__Exercise instructions__
Below are lines of data; give the number of them that contain "offentlige", and only that.

┌─ Excerpted records

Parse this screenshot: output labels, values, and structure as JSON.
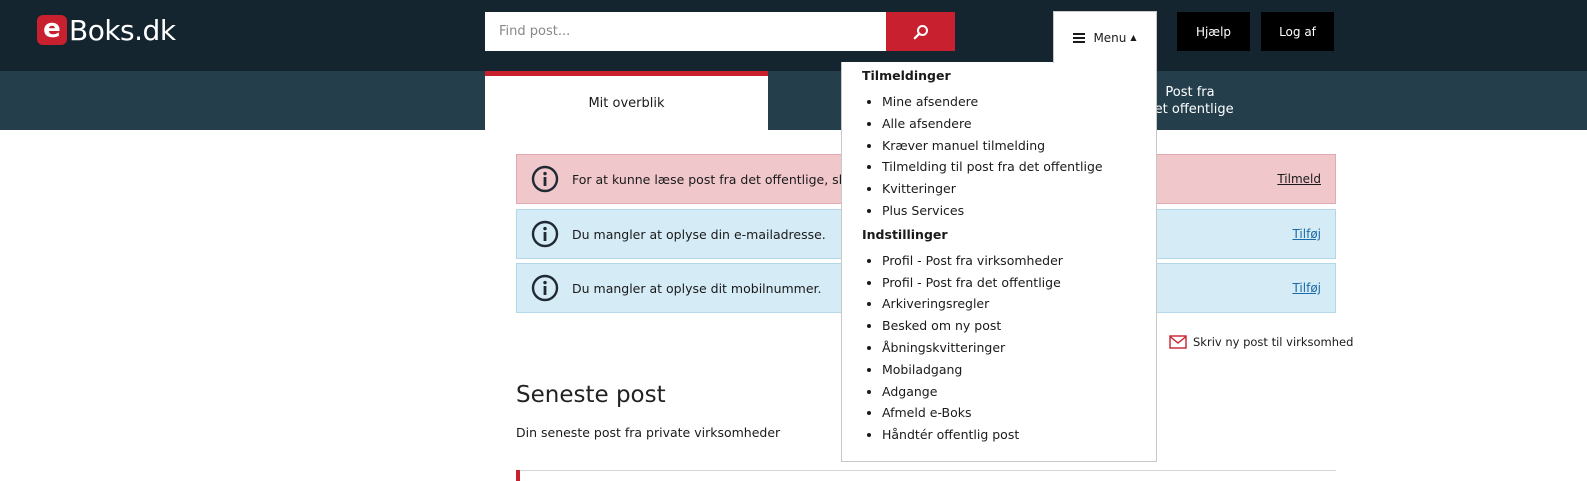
{
  "logo": {
    "e": "e",
    "rest": "Boks.dk"
  },
  "search": {
    "placeholder": "Find post..."
  },
  "header": {
    "menu_label": "Menu",
    "help_label": "Hjælp",
    "logout_label": "Log af"
  },
  "nav": {
    "tab_overview": "Mit overblik",
    "tab_public": "Post fra\ndet offentlige"
  },
  "notices": [
    {
      "text": "For at kunne læse post fra det offentlige, skal du",
      "link": "Tilmeld"
    },
    {
      "text": "Du mangler at oplyse din e-mailadresse.",
      "link": "Tilføj"
    },
    {
      "text": "Du mangler at oplyse dit mobilnummer.",
      "link": "Tilføj"
    }
  ],
  "compose_label": "Skriv ny post til virksomhed",
  "latest": {
    "title": "Seneste post",
    "subtitle": "Din seneste post fra private virksomheder"
  },
  "menu": {
    "sections": [
      {
        "heading": "Tilmeldinger",
        "items": [
          "Mine afsendere",
          "Alle afsendere",
          "Kræver manuel tilmelding",
          "Tilmelding til post fra det offentlige",
          "Kvitteringer",
          "Plus Services"
        ]
      },
      {
        "heading": "Indstillinger",
        "items": [
          "Profil - Post fra virksomheder",
          "Profil - Post fra det offentlige",
          "Arkiveringsregler",
          "Besked om ny post",
          "Åbningskvitteringer",
          "Mobiladgang",
          "Adgange",
          "Afmeld e-Boks",
          "Håndtér offentlig post"
        ]
      }
    ]
  },
  "colors": {
    "brand_red": "#c8202f",
    "header_dark": "#152530",
    "nav_bar": "#243e4c",
    "notice_red": "#f0c7cb",
    "notice_blue": "#d5ecf6"
  }
}
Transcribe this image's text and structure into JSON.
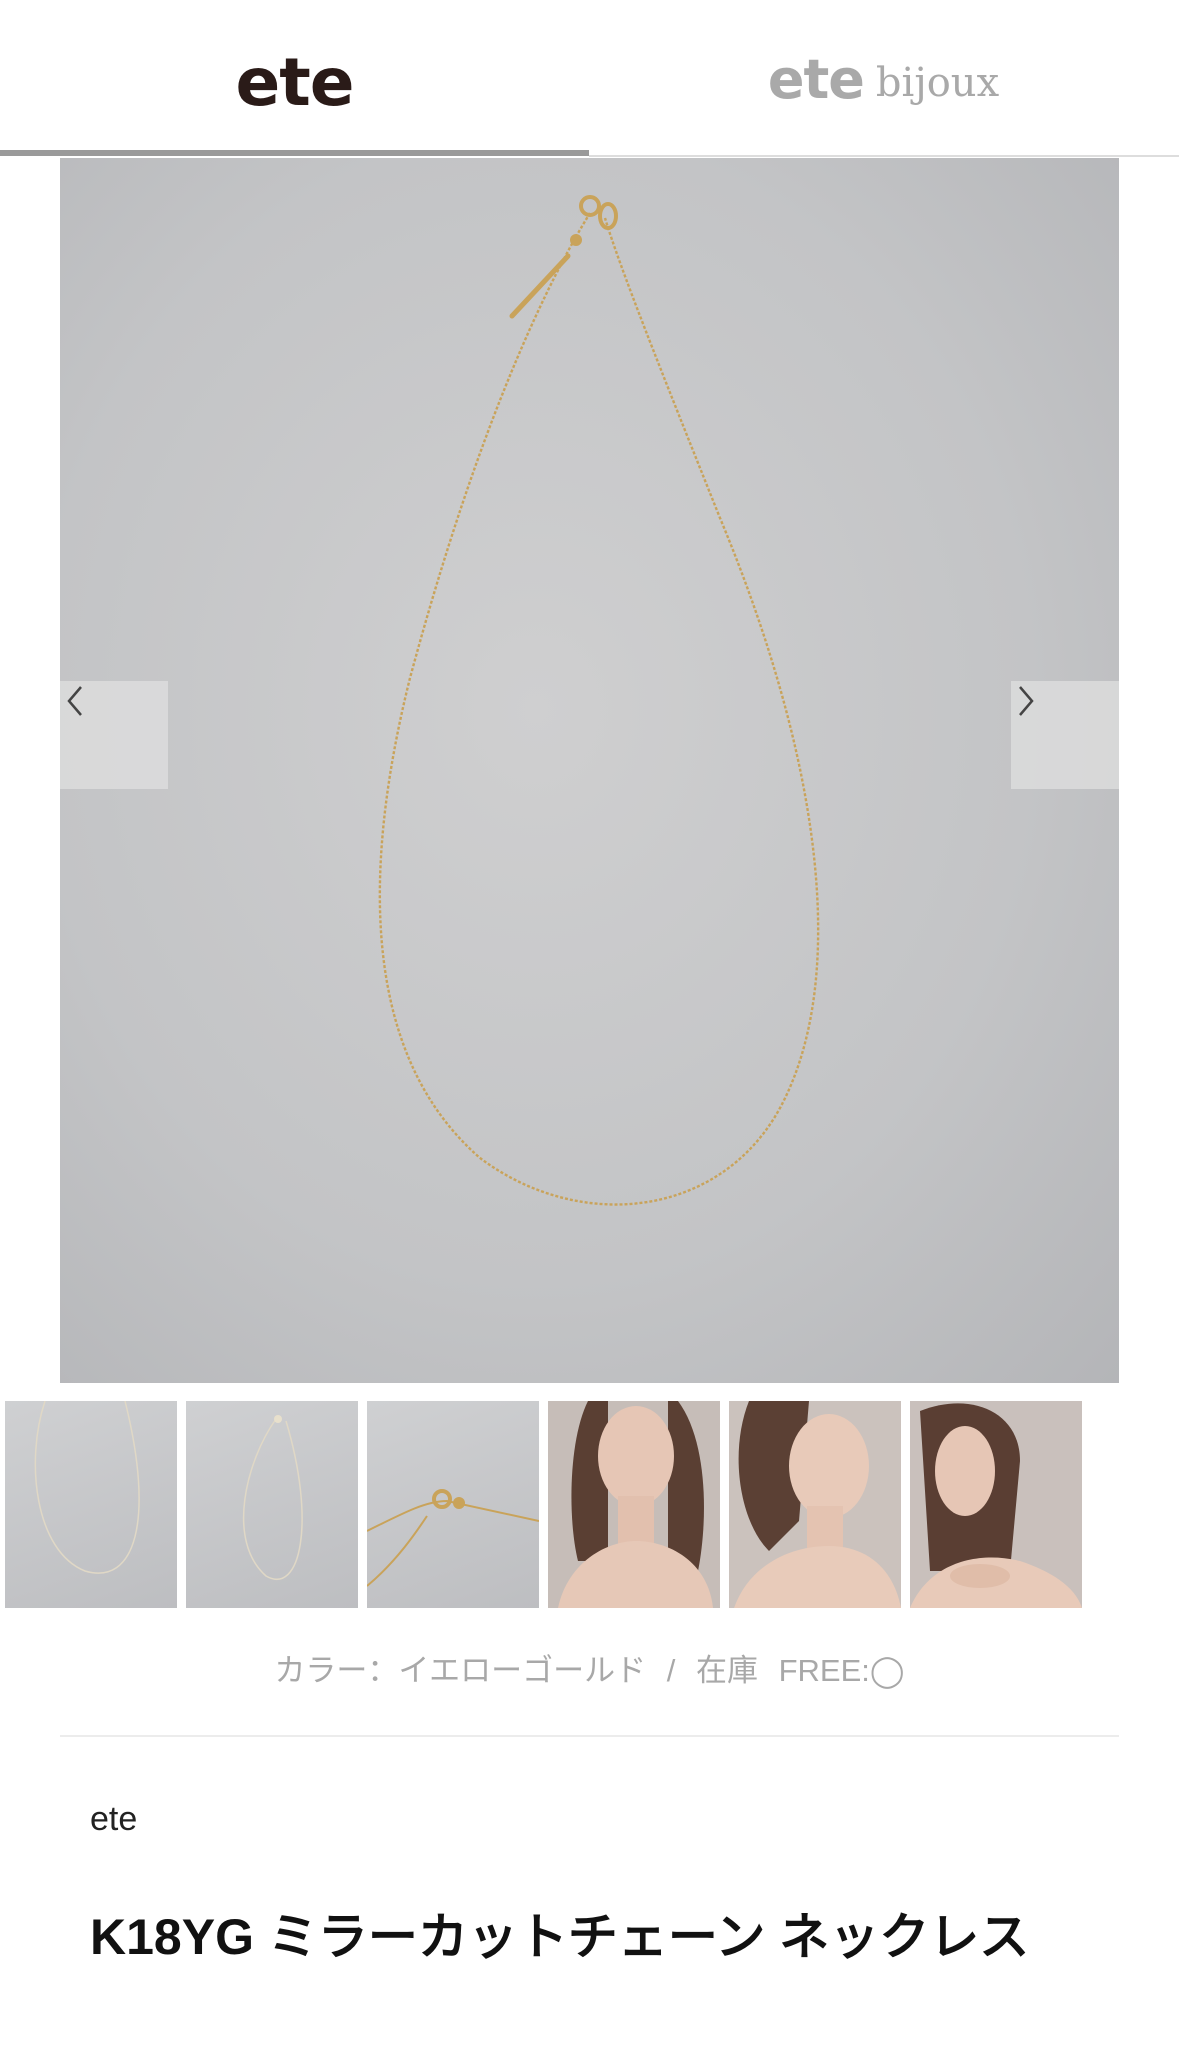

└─

__Completed task__
4